● Work item
Could you print out every entry, character for character?

● Records supplied
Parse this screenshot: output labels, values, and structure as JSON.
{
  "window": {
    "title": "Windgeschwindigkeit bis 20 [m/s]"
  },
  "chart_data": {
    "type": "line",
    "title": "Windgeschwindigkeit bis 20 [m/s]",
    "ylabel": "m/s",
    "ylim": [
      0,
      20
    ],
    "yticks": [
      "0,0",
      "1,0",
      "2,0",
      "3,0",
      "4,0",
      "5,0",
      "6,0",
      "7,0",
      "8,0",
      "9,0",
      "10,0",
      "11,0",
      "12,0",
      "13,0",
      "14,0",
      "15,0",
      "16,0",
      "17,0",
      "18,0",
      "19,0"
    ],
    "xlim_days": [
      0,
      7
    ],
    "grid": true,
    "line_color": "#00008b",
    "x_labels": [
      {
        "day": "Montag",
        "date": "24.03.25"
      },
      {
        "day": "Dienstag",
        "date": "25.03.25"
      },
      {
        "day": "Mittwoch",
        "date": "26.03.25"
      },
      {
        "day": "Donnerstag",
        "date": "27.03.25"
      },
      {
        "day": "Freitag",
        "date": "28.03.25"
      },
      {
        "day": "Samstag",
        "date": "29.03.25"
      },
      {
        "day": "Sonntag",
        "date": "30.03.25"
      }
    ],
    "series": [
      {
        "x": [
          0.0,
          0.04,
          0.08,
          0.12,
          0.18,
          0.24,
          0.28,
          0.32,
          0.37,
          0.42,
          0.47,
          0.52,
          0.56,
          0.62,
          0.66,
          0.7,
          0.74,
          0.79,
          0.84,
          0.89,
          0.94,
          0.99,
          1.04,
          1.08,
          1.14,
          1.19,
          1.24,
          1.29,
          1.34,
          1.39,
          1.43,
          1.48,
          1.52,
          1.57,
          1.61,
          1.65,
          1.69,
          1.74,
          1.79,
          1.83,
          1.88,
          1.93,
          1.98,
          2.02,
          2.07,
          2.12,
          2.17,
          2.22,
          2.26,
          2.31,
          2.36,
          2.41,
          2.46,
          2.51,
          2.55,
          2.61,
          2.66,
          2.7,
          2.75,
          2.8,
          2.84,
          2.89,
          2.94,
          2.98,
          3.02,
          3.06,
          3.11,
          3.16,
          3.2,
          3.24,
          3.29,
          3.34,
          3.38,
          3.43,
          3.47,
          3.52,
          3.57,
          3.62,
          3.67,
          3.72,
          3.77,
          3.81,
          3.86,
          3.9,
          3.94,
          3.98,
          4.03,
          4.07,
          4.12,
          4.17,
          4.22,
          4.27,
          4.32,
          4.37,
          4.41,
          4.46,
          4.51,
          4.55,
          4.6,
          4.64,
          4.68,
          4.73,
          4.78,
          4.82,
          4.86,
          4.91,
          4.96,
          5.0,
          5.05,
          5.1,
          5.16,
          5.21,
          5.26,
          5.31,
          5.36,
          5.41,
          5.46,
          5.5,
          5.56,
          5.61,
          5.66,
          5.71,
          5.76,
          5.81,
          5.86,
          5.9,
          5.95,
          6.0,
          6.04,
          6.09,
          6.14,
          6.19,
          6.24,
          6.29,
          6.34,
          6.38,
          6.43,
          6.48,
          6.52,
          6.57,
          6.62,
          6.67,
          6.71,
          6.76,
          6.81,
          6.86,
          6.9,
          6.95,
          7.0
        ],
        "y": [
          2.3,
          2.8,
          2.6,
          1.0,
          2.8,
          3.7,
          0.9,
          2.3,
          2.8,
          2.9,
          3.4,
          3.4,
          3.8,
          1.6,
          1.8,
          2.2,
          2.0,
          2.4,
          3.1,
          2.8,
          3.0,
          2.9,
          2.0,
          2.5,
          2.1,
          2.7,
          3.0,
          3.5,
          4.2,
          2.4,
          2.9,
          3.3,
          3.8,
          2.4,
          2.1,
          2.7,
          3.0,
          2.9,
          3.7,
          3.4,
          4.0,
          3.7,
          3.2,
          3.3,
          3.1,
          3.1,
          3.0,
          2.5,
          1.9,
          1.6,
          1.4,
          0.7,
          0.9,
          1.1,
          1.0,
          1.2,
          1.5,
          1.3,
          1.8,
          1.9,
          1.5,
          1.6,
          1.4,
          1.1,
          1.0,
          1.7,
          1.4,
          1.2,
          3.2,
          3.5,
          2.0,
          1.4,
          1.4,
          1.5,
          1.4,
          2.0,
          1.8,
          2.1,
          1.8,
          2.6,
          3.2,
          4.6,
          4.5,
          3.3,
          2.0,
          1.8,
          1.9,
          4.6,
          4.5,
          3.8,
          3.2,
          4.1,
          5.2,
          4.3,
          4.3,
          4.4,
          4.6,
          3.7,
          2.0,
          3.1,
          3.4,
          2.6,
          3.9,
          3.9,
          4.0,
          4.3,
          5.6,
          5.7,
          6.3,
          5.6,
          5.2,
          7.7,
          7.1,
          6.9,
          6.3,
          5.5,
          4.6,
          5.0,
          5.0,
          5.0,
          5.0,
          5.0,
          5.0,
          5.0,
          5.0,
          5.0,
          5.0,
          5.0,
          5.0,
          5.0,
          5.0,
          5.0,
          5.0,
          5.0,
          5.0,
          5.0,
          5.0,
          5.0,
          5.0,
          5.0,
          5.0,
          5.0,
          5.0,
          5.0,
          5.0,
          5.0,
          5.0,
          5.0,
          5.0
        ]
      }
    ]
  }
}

● Answer
Parse this screenshot: output labels, values, and structure as JSON.
{
  "window": {
    "title": "Windgeschwindigkeit bis 20 [m/s]"
  },
  "chart_data": {
    "type": "line",
    "title": "Windgeschwindigkeit bis 20 [m/s]",
    "ylabel": "m/s",
    "ylim": [
      0,
      20
    ],
    "yticks": [
      "0,0",
      "1,0",
      "2,0",
      "3,0",
      "4,0",
      "5,0",
      "6,0",
      "7,0",
      "8,0",
      "9,0",
      "10,0",
      "11,0",
      "12,0",
      "13,0",
      "14,0",
      "15,0",
      "16,0",
      "17,0",
      "18,0",
      "19,0"
    ],
    "xlim_days": [
      0,
      7
    ],
    "grid": true,
    "line_color": "#00008b",
    "x_labels": [
      {
        "day": "Montag",
        "date": "24.03.25"
      },
      {
        "day": "Dienstag",
        "date": "25.03.25"
      },
      {
        "day": "Mittwoch",
        "date": "26.03.25"
      },
      {
        "day": "Donnerstag",
        "date": "27.03.25"
      },
      {
        "day": "Freitag",
        "date": "28.03.25"
      },
      {
        "day": "Samstag",
        "date": "29.03.25"
      },
      {
        "day": "Sonntag",
        "date": "30.03.25"
      }
    ],
    "series": [
      {
        "x": [
          0.0,
          0.04,
          0.08,
          0.12,
          0.18,
          0.24,
          0.28,
          0.32,
          0.37,
          0.42,
          0.47,
          0.52,
          0.56,
          0.62,
          0.66,
          0.7,
          0.74,
          0.79,
          0.84,
          0.89,
          0.94,
          0.99,
          1.04,
          1.08,
          1.14,
          1.19,
          1.24,
          1.29,
          1.34,
          1.39,
          1.43,
          1.48,
          1.52,
          1.57,
          1.61,
          1.65,
          1.69,
          1.74,
          1.79,
          1.83,
          1.88,
          1.93,
          1.98,
          2.02,
          2.07,
          2.12,
          2.17,
          2.22,
          2.26,
          2.31,
          2.36,
          2.41,
          2.46,
          2.51,
          2.55,
          2.61,
          2.66,
          2.7,
          2.75,
          2.8,
          2.84,
          2.89,
          2.94,
          2.98,
          3.02,
          3.06,
          3.11,
          3.16,
          3.2,
          3.24,
          3.29,
          3.34,
          3.38,
          3.43,
          3.47,
          3.52,
          3.57,
          3.62,
          3.67,
          3.72,
          3.77,
          3.81,
          3.86,
          3.9,
          3.94,
          3.98,
          4.03,
          4.07,
          4.12,
          4.17,
          4.22,
          4.27,
          4.32,
          4.37,
          4.41,
          4.46,
          4.51,
          4.55,
          4.6,
          4.64,
          4.68,
          4.73,
          4.78,
          4.82,
          4.86,
          4.91,
          4.96,
          5.0,
          5.05,
          5.1,
          5.16,
          5.21,
          5.26,
          5.31,
          5.36,
          5.41,
          5.46,
          5.5,
          5.56,
          5.61,
          5.66,
          5.71,
          5.76,
          5.81,
          5.86,
          5.9,
          5.95,
          6.0,
          6.04,
          6.09,
          6.14,
          6.19,
          6.24,
          6.29,
          6.34,
          6.38,
          6.43,
          6.48,
          6.52,
          6.57,
          6.62,
          6.67,
          6.71,
          6.76,
          6.81,
          6.86,
          6.9,
          6.95,
          7.0
        ],
        "y": [
          2.3,
          2.8,
          2.6,
          1.0,
          2.8,
          3.7,
          0.9,
          2.3,
          2.8,
          2.9,
          3.4,
          3.4,
          3.8,
          1.6,
          1.8,
          2.2,
          2.0,
          2.4,
          3.1,
          2.8,
          3.0,
          2.9,
          2.0,
          2.5,
          2.1,
          2.7,
          3.0,
          3.5,
          4.2,
          2.4,
          2.9,
          3.3,
          3.8,
          2.4,
          2.1,
          2.7,
          3.0,
          2.9,
          3.7,
          3.4,
          4.0,
          3.7,
          3.2,
          3.3,
          3.1,
          3.1,
          3.0,
          2.5,
          1.9,
          1.6,
          1.4,
          0.7,
          0.9,
          1.1,
          1.0,
          1.2,
          1.5,
          1.3,
          1.8,
          1.9,
          1.5,
          1.6,
          1.4,
          1.1,
          1.0,
          1.7,
          1.4,
          1.2,
          3.2,
          3.5,
          2.0,
          1.4,
          1.4,
          1.5,
          1.4,
          2.0,
          1.8,
          2.1,
          1.8,
          2.6,
          3.2,
          4.6,
          4.5,
          3.3,
          2.0,
          1.8,
          1.9,
          4.6,
          4.5,
          3.8,
          3.2,
          4.1,
          5.2,
          4.3,
          4.3,
          4.4,
          4.6,
          3.7,
          2.0,
          3.1,
          3.4,
          2.6,
          3.9,
          3.9,
          4.0,
          4.3,
          5.6,
          5.7,
          6.3,
          5.6,
          5.2,
          7.7,
          7.1,
          6.9,
          6.3,
          5.5,
          4.6,
          5.0,
          5.0,
          5.0,
          5.0,
          5.0,
          5.0,
          5.0,
          5.0,
          5.0,
          5.0,
          5.0,
          5.0,
          5.0,
          5.0,
          5.0,
          5.0,
          5.0,
          5.0,
          5.0,
          5.0,
          5.0,
          5.0,
          5.0,
          5.0,
          5.0,
          5.0,
          5.0,
          5.0,
          5.0,
          5.0,
          5.0,
          5.0
        ]
      }
    ]
  }
}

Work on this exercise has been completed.